The individual communications procedure and other procedures like the urgent actions procedure under the Convention against Enforced Disappearances were developed to enforce the rights enshrined in the corresponding treaties and provide victims with an effective remedy before an international body. They also represent a key entry point for victims of human rights violations to the United Nations human rights system.
This event marks the launch of our new publication Treaty Bodies’ Individual Communication Procedures: Providing Redress and Reparation to Victims of Human Rights Violations, which addresses the handling of individual communications and tackles efficiency questions related to this procedure.
This publication forms part of our work on the 2020 Treaty Body (TB) Review. In May 2018, we published a first report to contribute to this process: Optimizing the UN Treaty Body System. Compared to the periodic reviews based on state reports, the issue of communications has received little attention in the debate, hence the need to fill this gap. The 2020 review offers an important opportunity to strengthen the procedures and thus improve victims’ rights protection.
This event is part of the Geneva Human Rights Platform (GHRP) series of ‘Geneva Academy Fridays’ which keeps the diplomatic community informed on the recommendations of our project on the 2020 TB Review.
This Geneva Academy Friday is exceptionally open to the public.
You need to register via this online form to attend.
The GHRP Fridays – a new event series of the Geneva Human Rights Platform – will discuss the results of the UN Treaty Body Review 2020 and practical ways to implement change.
Element5 Digital, Unsplash
This GHRP Friday will focus on good practices and potential modalities to be introduced globally in the nomination and election process for new UN treaty body members.

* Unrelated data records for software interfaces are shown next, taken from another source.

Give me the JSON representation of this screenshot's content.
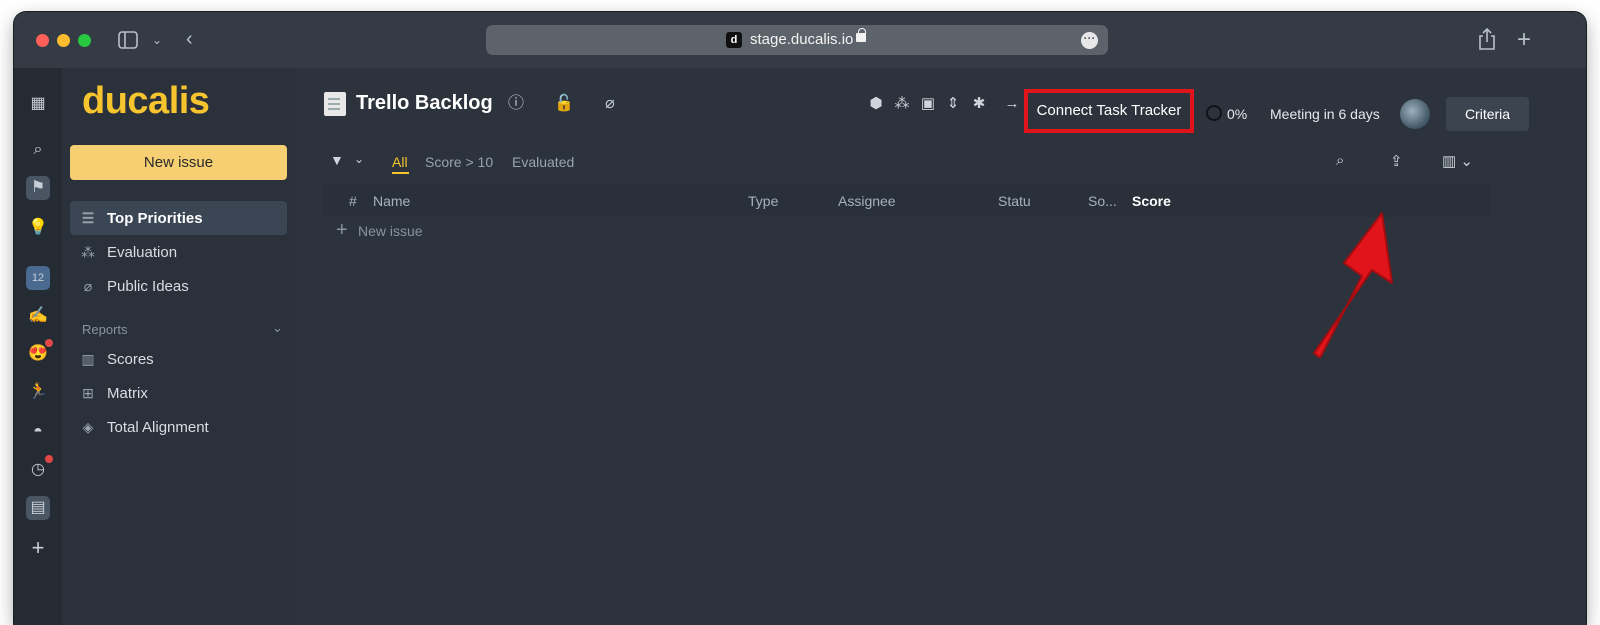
{
  "browser": {
    "url": "stage.ducalis.io",
    "favicon_letter": "d"
  },
  "sidebar": {
    "logo": "ducalis",
    "new_issue": "New issue",
    "items": [
      {
        "label": "Top Priorities",
        "icon": "list-icon",
        "active": true
      },
      {
        "label": "Evaluation",
        "icon": "evaluation-icon",
        "active": false
      },
      {
        "label": "Public Ideas",
        "icon": "public-ideas-icon",
        "active": false
      }
    ],
    "reports_label": "Reports",
    "reports": [
      {
        "label": "Scores",
        "icon": "columns-icon"
      },
      {
        "label": "Matrix",
        "icon": "grid-icon"
      },
      {
        "label": "Total Alignment",
        "icon": "layers-icon"
      }
    ]
  },
  "header": {
    "title": "Trello Backlog",
    "connect_label": "Connect Task Tracker",
    "progress": "0%",
    "meeting": "Meeting in 6 days",
    "criteria_label": "Criteria"
  },
  "filters": {
    "tabs": [
      "All",
      "Score > 10",
      "Evaluated"
    ],
    "active": "All"
  },
  "table": {
    "columns": [
      "#",
      "Name",
      "Type",
      "Assignee",
      "Statu",
      "So...",
      "Score"
    ],
    "new_row_label": "New issue"
  },
  "colors": {
    "accent": "#f6c42e",
    "highlight": "#e0141a"
  }
}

This short course, which can be followed in Geneva or online, analyses the main international and regional norms governing the international protection of refugees. It notably examines the sources of international refugee law, including the 1951 Geneva Convention Relating to the Status of Refugees, and their interaction with human rights law and international humanitarian law.
Francisco Proner / Farpa/ CIDH
This short course, which can be followed in Geneva or online, aims at presenting the institutions and procedures in charge of the implementation of international human rights law.
This research aims at taking stock of and contributing to a better understanding of the above-mentioned challenges to the principle of universality of human rights while also questioning their validity. It will identify relevant political and legal arguments and develop counter-narratives that could be instrumental to dealing with and/or overcoming the polarization of negotiations processes at the multilateral level.
This research aims at building a common understanding and vision as to how states and the relevant parts of the UN system can provide a concrete and practical framework to address human rights responsibilities of armed non-state actors.